Remembering color codes is not the easiest task, even for veteran web developers. In this article we’ll see how to use a custom tag which allows you to easily select a web safe color. In the process, we’ll also take a look at how easy Coldfusion makes it for us to create a custom tag.
First, using the custom tag
The custom tag which does all the work is a file named “color_picker.cfm“, and can be found in the downloadable materials for this article. Place the file inside your custom tags directory or under the same folder as the file that you are going to call it from. First, you call the custom tag from your source code:
<form name="frmForm" method="post" action="index.cfm"> <cf_color_picker /> </form>
This creates an input box with links to select and clear a color:
Clicking on the color selector next to the input box displays a DIV section with all the web-safe colors for you to choose from:
The tag has 2 optional parameters:
|Name||color||The name and id that will be given to the text input field. It must be unique within your page.|
|ImagesLocation||/images/color_picker/||The location of the 2 images used in the custom tag. You can either create the default folder on your site and place them there, or define your own.|
Here’s an example of using the attributes above, in a form where more than one color selector is used:
<form name="frmForm" method="post" action="index.cfm"> <cf_color_picker Name="color1" ImagesLocation="" /> <br /> <cf_color_picker Name="color2" ImagesLocation="" /> </form>
In the example above the images are located in the same folder as the custom tag.
In depth look at creating the custom tag
As any coldfusion custom tag, processing inside the tag is divided in 2 execution modes: start and end. As it usually happens, I used the start mode to verify if the tag was called correctly.

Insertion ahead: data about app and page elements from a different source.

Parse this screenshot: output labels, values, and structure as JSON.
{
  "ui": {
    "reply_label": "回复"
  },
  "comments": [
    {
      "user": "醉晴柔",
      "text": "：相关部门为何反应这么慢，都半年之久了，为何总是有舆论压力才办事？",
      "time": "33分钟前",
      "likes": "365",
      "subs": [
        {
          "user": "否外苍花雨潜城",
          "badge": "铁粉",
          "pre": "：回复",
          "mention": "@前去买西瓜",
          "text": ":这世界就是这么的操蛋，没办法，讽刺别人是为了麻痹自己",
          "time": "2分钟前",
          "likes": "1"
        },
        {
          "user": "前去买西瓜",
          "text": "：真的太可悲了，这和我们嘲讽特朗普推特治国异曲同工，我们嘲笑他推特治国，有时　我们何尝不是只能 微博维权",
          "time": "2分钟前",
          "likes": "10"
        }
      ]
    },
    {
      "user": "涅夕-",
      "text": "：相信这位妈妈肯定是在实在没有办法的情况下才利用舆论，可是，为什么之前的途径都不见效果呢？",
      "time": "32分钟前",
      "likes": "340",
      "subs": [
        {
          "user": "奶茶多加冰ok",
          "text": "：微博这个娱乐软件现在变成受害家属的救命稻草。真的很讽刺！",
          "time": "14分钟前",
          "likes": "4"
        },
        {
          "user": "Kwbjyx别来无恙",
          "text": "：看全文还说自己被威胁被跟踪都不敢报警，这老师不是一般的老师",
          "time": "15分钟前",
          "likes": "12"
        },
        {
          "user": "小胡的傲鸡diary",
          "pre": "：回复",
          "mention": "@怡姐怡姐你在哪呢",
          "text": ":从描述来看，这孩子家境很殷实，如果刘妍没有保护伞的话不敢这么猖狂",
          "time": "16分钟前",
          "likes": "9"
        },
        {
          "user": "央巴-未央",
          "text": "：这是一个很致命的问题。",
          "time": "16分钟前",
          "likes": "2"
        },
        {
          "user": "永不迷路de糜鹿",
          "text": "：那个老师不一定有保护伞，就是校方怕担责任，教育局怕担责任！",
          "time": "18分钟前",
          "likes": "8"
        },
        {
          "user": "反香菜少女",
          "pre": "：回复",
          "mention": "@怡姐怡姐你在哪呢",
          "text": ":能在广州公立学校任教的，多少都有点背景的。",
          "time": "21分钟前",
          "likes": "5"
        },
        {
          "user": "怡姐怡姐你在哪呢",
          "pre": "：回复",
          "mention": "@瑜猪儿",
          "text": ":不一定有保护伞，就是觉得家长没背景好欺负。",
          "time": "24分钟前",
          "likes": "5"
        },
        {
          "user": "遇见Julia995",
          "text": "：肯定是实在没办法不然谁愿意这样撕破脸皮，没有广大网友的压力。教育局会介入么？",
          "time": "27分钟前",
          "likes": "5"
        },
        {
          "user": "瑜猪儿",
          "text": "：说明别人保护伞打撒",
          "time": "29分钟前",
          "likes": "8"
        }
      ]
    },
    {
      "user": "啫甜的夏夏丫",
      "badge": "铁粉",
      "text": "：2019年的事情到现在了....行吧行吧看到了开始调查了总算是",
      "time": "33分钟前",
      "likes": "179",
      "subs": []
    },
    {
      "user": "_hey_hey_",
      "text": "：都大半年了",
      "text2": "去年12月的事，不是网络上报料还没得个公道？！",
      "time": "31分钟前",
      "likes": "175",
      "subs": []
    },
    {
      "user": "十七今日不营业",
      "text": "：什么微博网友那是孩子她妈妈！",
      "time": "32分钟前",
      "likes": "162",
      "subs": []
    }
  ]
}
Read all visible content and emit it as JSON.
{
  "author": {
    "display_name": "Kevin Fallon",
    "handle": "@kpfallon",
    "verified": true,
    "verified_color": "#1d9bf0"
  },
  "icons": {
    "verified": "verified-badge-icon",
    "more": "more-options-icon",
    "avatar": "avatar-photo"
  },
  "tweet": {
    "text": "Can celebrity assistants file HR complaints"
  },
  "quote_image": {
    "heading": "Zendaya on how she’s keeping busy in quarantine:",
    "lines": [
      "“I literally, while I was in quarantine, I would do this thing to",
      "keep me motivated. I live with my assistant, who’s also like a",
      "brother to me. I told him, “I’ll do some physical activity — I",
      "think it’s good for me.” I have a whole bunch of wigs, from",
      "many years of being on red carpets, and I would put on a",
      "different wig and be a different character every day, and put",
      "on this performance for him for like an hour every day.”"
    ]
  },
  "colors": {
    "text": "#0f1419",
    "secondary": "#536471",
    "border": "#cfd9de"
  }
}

<!--- begin start mode ---> <cfswitch expression="#ThisTag.ExecutionMode#"> <cfcase value="start"> <cfset variables.Error = ""> <!--- must have a closing tag ---> <cfif NOT ThisTag.HasEndTag> <cfset variables.Error = variables.Error & "<li>A closing tag for CF_COLOR_PICKER is needed</li>"> </cfif> <cfif NOT StructKeyExists(attributes, "Name") OR NOT Len(attributes.Name)> <cfset variables.Error = variables.Error & "<li>The argument 'Name' cannot be left blank</li>"> </cfif> <!--- print out the error messages ---> <cfif Len(Trim(variables.Error))> <strong>The following Errors have been detected in CF_COLOR_PICKER</strong> <ol> <cfoutput>#variables.Error#</cfoutput> </ol> <cfexit> </cfif> <cfparam name="attributes.Name" type="string" default="color"> <cfparam name="attributes.ImagesLocation" type="string" default="/images/color_picker/"> </cfcase> ...
Let’s look at the code above in more detail. First, we verify that we used a closing tag in our source code when calling it:
- Correct: <cf_color_picker />
- Correct: <cf_color_picker></cf_color_picker>
- Incorrect: <cf_color_picker>
Then we check if the attribute Name was used and if it was then it must not be left empty. If any errors were found, we display them and exit the tag. Otherwise we define the 2 attributes (Name and ImagesLocation), together with their default values.
The end mode of the tag takes care of the actual processing and output of the HTML. First, we define our variables that will be used throughout the tag. These include the IDs that will be given to the HTML elements. As these must be unique in your HTML output, make sure you are not using the same ones somewhere else.
Feel free to use this tag to your liking. If you think of any improvements to it let me know and I will try to add them to it. Use the available forum for this article to make your requests. If you do them yourself then post them on the forum for this article for all to see.